I have simplified away here two important details. First, the "rare" minerals are not uniformly distributed across the Eve Online universe (see this display). The numbered axis corresponds to the Concord (in-game police) security for a band of regions. The effect of this is to force trade. The second simplification is that (Y.) above refers to areas where players need to provide their own security (< 0.5 on the axis).
Two weeks ago I wrote about how the control of territory and managing its security is a central feature in the game for large player groups called alliances in Eve-Online:
The bread and butter of these alliances is the territory they control: territory forms the first rung of the economic system that makes the game possible (or enjoyable) for its members. From territory comes the minerals to fuel factories to build ships to fight wars.
Alliances reside in 1/3 or so of the 5000 "plantary systems" (e.g. political map) that comprise the Eve Online universe. Their territory covers locations where some of the most valuable mineral ore can be found. In the lingo, alliances live in the "0.0 space." Thus, one narrow view of the alliance system in Eve-Online is as an economic and security arrangement to protect and support mining operations in those areas.
A careful reader of the NBSI thread will have noted that alliances employ (more or less well) multiple layers of defense to protect their territory:

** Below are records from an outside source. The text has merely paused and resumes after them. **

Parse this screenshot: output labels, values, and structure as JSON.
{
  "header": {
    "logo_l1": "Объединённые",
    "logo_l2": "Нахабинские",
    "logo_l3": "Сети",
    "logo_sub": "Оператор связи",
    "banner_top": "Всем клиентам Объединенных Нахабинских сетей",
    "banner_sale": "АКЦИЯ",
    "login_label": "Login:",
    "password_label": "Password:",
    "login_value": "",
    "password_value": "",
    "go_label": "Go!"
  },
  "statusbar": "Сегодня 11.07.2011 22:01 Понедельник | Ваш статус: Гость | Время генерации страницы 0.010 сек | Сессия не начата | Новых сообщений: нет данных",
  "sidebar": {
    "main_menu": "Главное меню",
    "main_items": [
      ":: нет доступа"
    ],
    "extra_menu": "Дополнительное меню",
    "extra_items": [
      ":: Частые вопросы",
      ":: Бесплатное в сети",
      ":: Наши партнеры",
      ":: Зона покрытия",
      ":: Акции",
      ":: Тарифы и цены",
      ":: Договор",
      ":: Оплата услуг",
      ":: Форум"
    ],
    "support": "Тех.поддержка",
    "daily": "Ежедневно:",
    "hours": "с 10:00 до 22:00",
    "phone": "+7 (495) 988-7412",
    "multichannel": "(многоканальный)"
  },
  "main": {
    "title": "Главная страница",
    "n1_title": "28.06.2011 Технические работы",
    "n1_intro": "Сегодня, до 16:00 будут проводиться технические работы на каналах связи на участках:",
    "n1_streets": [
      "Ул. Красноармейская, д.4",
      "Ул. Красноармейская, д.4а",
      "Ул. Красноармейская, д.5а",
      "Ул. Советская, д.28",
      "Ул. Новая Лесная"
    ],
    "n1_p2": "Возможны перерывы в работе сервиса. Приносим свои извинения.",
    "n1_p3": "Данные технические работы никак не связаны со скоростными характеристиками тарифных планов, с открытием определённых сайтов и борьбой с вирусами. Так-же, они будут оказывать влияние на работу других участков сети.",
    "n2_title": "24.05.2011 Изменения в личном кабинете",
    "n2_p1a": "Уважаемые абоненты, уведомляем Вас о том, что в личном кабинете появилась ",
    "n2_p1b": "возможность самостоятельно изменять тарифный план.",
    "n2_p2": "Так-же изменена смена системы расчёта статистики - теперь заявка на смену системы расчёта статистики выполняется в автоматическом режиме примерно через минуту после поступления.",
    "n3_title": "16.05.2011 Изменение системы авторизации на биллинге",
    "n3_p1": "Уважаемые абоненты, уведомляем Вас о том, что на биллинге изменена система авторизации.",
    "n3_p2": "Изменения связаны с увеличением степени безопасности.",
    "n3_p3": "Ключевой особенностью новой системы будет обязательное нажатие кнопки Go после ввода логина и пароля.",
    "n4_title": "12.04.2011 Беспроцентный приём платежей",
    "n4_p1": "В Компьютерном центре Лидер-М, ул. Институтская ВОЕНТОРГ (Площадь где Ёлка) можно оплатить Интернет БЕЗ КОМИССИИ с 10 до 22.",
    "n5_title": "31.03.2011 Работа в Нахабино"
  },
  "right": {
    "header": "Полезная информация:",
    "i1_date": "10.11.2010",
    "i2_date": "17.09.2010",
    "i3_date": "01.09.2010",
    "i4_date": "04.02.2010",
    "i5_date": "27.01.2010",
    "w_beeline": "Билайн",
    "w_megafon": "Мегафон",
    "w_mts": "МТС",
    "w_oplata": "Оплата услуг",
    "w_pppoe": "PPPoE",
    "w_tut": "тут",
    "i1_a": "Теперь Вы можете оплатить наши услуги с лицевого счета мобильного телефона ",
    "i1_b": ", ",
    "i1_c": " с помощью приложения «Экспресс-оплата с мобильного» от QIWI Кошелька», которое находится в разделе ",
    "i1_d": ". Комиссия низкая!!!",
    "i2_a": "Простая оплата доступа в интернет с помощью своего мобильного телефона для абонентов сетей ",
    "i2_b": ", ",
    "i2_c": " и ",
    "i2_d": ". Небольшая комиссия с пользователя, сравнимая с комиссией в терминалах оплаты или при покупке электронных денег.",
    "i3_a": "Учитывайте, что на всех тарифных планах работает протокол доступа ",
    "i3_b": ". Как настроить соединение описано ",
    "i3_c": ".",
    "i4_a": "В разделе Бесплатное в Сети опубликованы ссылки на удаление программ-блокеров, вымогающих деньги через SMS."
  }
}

1.) there are those trying to protect the perimeter ("gate camping")
2.) there are those roaming around (or manning scout points) looking for those who slipped through.
3.) there is everyone else, some percentage of which will muster at any moment should an alarm be raised.
An industrial sized mining operation might be composed of a dozen or more players involved in three capacities: mining, hauling, and security. "Hauling" is the movement of minerals from a site to a station that can be located some distance away. Large operations pose a set of vulnerabilities for players: plenty of expensive ships out in the open with few guns.
Within core alliance areas security at a mining site may be limited to NPC guard duty (periodic drop-ins by Non-Player Character aggressors, "rats") that can be easily managed. Mining in volatile regions (e.g. "lo-sec" space - filled with pirates, and contested areas - other disputing alliances) is a trickier business.
One advantage of alliances is that much of the security cost of an operation within its borders is amortized by the whole organization (see 1.-3. above). Without it, the direct cost of security at an operation site can be significant. As a for instance, operations where a beefed mining security extends well beyond the site to a convoy route is not unheard of (to guard against pirates molesting haulers) . Whether directly or indirectly, all those guns have to be paid for. The alliance system helps substantially to defray those expenses by limiting their need.
Yet, I'd guess most of the mining in Eve-Online is retail: a couple of guys with perhaps an "alt" (alternative character) to help out. A battleship with half its gun complement swapped out for mining gear would be adequate against NPCs. If the worry is PvP threats (e.g. pirates, alliances), however, much more would be needed.
While industrial scale mining is much more efficient (lucrative per capita) than retail it requires a good handle on (X.) and (Y.) and is best managed by larger player structures. The alliance system in Eve-Online can thus be seen as a risk mitigation device. As such it exists as a response to the actions of other players.
My, oh my. Without PvP would there ever be a need for an alliance system?
fn1. An overview of the mineral market in EVE Online. Dr.EyjoG | 2007.09.03